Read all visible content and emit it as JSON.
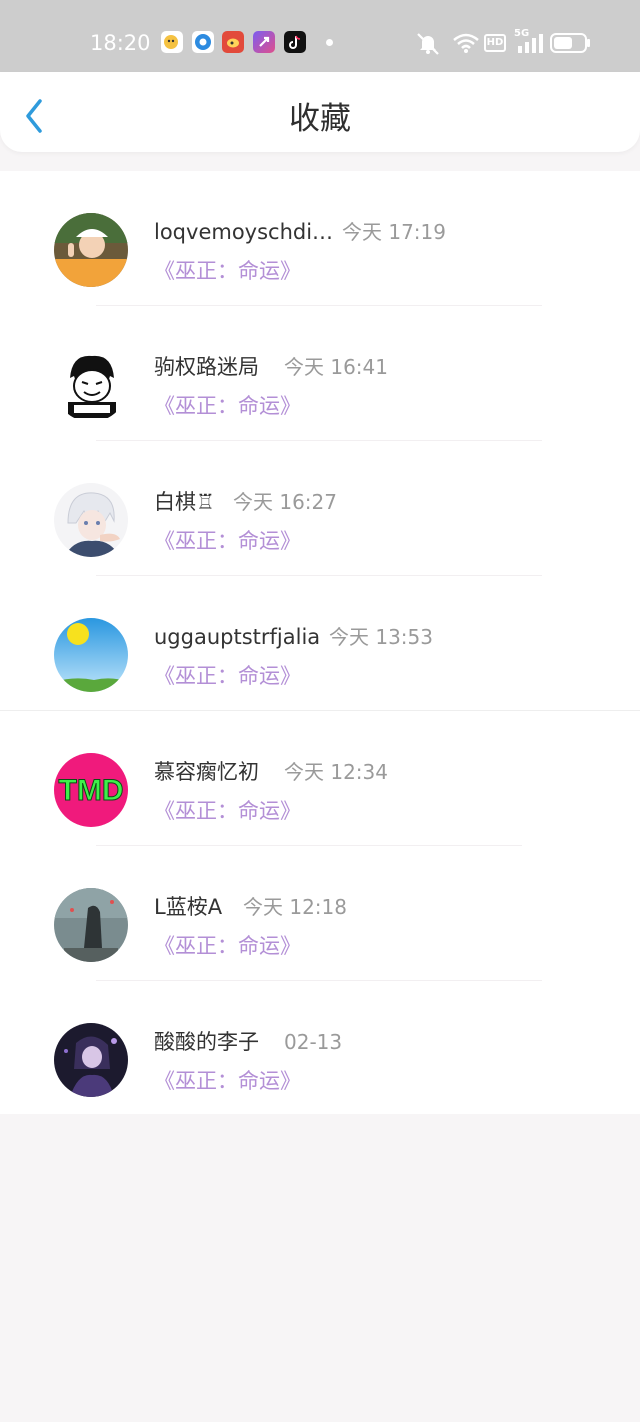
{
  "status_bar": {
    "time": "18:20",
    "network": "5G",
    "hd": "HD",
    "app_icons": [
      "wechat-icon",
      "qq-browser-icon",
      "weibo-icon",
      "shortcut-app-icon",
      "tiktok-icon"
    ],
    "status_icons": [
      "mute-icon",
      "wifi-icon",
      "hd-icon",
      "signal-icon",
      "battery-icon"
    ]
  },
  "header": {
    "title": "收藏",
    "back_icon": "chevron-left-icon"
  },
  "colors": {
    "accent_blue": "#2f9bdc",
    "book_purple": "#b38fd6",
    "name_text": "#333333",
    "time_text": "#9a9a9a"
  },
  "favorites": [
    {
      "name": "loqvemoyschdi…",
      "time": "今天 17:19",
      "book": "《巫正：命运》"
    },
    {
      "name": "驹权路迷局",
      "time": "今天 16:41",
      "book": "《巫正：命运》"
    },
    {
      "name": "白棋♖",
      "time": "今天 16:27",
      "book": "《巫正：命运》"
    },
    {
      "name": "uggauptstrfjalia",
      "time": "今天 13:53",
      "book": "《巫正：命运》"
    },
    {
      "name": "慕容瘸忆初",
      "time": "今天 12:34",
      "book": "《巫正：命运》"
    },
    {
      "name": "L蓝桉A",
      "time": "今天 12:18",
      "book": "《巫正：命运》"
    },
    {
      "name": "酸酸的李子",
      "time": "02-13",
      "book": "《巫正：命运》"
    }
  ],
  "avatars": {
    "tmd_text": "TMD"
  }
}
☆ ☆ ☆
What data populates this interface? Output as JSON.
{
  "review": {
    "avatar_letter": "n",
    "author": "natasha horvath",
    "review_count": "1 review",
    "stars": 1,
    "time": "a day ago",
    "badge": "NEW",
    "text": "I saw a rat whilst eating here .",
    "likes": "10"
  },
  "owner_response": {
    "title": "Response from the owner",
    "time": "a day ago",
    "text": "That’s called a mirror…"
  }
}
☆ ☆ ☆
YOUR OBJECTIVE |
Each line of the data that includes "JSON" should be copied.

COMPLETED TASK |
Read all visible content and emit it as JSON.
What data populates this interface? Output as JSON.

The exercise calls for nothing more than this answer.